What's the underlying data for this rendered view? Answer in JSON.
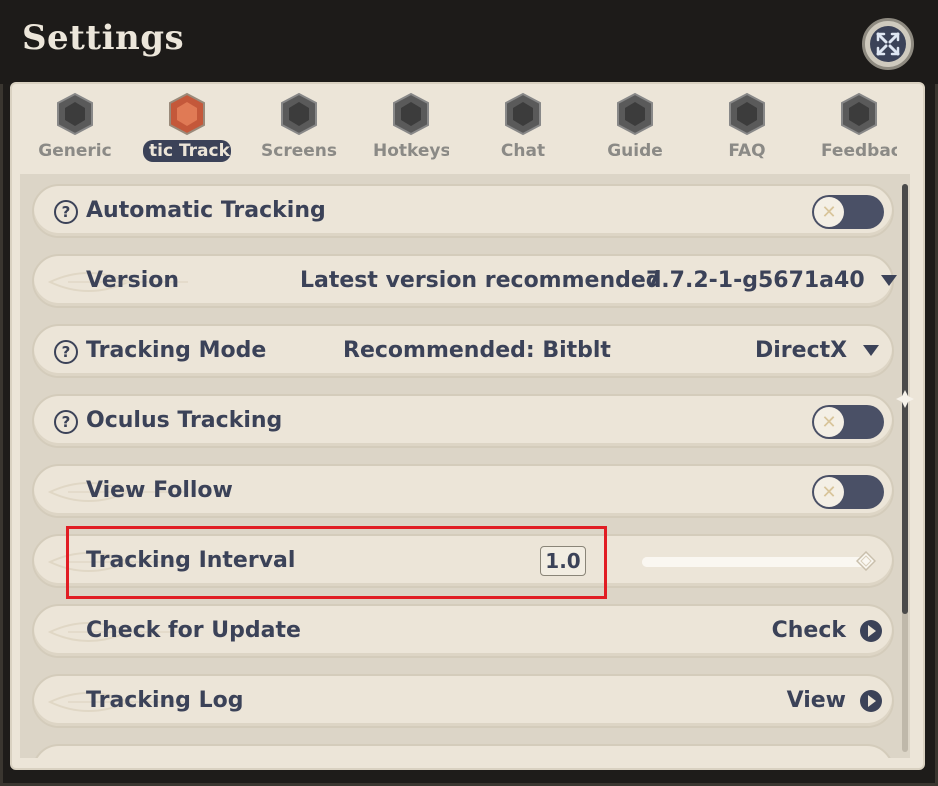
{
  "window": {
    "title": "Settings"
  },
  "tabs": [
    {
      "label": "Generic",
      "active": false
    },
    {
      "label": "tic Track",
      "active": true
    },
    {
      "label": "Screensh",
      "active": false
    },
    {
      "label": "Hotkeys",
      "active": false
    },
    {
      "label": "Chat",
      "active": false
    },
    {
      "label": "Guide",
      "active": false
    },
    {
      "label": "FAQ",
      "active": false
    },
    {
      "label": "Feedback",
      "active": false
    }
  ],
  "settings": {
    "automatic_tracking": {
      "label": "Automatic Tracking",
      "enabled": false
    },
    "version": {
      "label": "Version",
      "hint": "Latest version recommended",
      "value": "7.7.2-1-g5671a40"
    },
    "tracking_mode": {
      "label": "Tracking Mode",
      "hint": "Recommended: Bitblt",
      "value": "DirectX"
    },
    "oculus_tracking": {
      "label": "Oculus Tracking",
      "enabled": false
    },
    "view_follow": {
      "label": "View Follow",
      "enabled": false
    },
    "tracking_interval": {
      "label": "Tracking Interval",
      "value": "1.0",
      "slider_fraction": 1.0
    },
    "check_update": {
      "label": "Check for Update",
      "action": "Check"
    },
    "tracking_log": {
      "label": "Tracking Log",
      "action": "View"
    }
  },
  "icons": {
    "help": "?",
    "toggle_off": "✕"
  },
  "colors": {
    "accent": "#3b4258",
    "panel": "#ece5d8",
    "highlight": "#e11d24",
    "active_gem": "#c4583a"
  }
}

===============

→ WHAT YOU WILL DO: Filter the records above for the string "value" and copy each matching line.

→ THE ANSWER:
      "value": "7.7.2-1-g5671a40"
      "value": "DirectX"
      "value": "1.0",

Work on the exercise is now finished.